Glenn Greenwald asked this a couple of months ago, after he interpreted polling as showing rank and file Democrats having greater qualms than the party’s leadership about Israel’s actions in Gaza:
Is there any other significant issue in American political life, besides Israel, where (a) citizens split almost evenly in their views, yet (b) the leaders of both parties adopt identical lockstep positions which leave half of the citizenry with no real voice? More notably still, is there any other position, besides Israel, where (a) a party’s voters overwhelmingly embrace one position (Israel should not have attacked Gaza) but (b) that party’s leadership unanimously embraces the exact opposite position (Israel was absolutely right to attack Gaza and the U.S. must support Israel unequivocally)? Does that happen with any other issue?

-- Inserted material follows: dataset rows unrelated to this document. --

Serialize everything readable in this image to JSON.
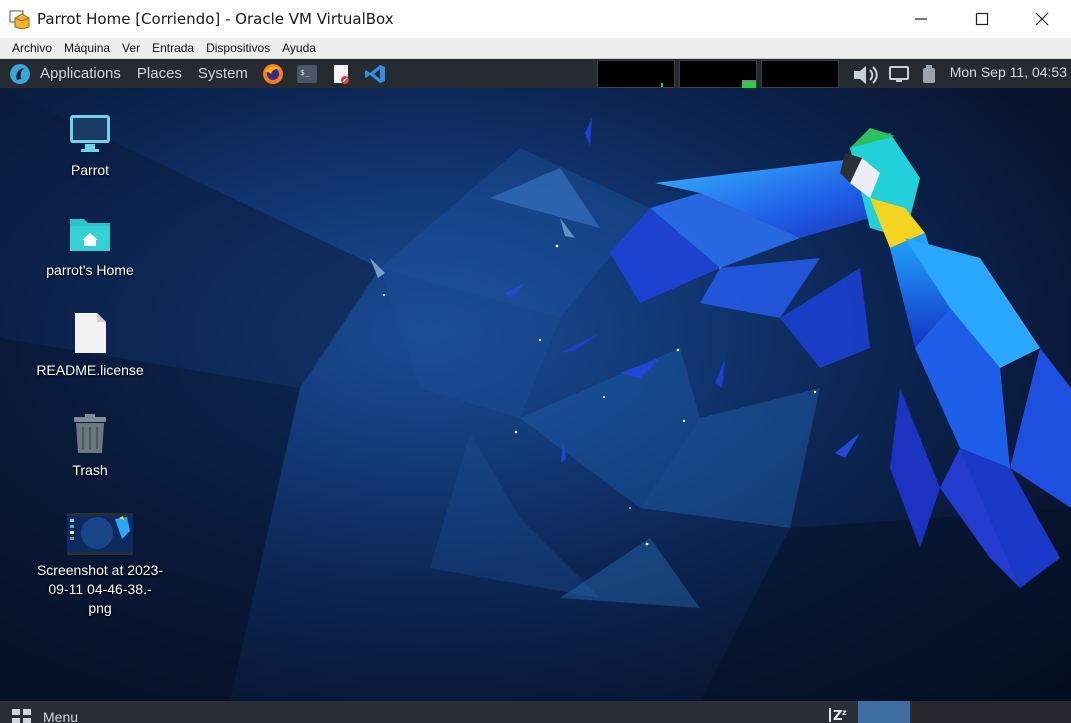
{
  "window": {
    "title": "Parrot Home [Corriendo] - Oracle VM VirtualBox",
    "controls": {
      "minimize": "—",
      "maximize": "☐",
      "close": "✕"
    }
  },
  "vbox_menu": [
    "Archivo",
    "Máquina",
    "Ver",
    "Entrada",
    "Dispositivos",
    "Ayuda"
  ],
  "panel": {
    "menus": [
      "Applications",
      "Places",
      "System"
    ],
    "launchers": [
      "firefox-icon",
      "terminal-icon",
      "text-editor-icon",
      "vscode-icon"
    ],
    "clock": "Mon Sep 11, 04:53"
  },
  "desktop_icons": [
    {
      "label": "Parrot",
      "icon": "computer-icon"
    },
    {
      "label": "parrot's Home",
      "icon": "home-folder-icon"
    },
    {
      "label": "README.license",
      "icon": "document-icon"
    },
    {
      "label": "Trash",
      "icon": "trash-icon"
    },
    {
      "label": "Screenshot at 2023-09-11 04-46-38.-png",
      "label_lines": [
        "Screenshot at 2023-",
        "09-11 04-46-38.-",
        "png"
      ],
      "icon": "image-thumbnail"
    }
  ],
  "bottom_panel": {
    "menu_label": "Menu"
  },
  "colors": {
    "panel": "#262a31",
    "desktop": "#123a78",
    "accent": "#3aa4d6",
    "folder": "#2bc3c9"
  }
}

I fired off a response just off the top of my head, Guns and Cuba. He, in an email, (fairly) asked for evidence; I updated the post with material on the gun lobby that I uncovered after a 10-minute Google search. In another email, he replied that the Democratic leadership at least pays lip service to gun control; I don’t consider that adequate. Moreover, he ignored my evidence that the Republican leadership defied its rank and file on the issue, with not even an attempt at lip service. He never linked to my fuller reply. Fair enough – his blog is his playground.
Andrew Sullivan repeated Greenwald’s question and later, was up front enough to say he had received a number of replies, covering government bailouts, illegal immigration, medical marijuana – and guns. M.J. Rosenberg notes Cuba in a posting today.
Today, Sullivan asked the question again, noting the continuing Gaza fallout:
And yet this assault on top of a blockade, carried out with an "iron fist" as the US was in transition from one president to another was backed by a resolution carried by unanimous consent in the Senate, and with only 5 votes against in the House. American public opinion, as Glenn Greenwald noted, was evenly divided, and Democrats sided more with the Palestinians enduring a blitz with some white phosphorus thrown into the mix. Is there any plausible explanation for this discrepancy apart from the Walt-Mearsheimer one?
The answer, Greenwald says, is "no."
Greenwald is entitled not to publish replies to questions he pretends are not rhetorical; he is not entitiled to pretend he has not seen such replies and to pretend they do not exist, especially when he has just waxed pious on the "cocoon" and the need to field criticism:
People who want to opine politically or otherwise have an influence on the political process have — in my view — an obligation to engage criticisms.
Couldn’t have said it better myself.
Greenwald is stringently honest in some respects; he has not spared the Obama administration on its uglier consistencies with its predecessor, for instance on detention without trial.
He suffers a kind of Israel derangement syndrome, however, one that has led him to embrace a National Intelligence Council chairman who thinks it would be fine to forcibly remove demonstrators from the National Mall.
Derangement is fine, I have a few of my own; but you need to expect to get called on it.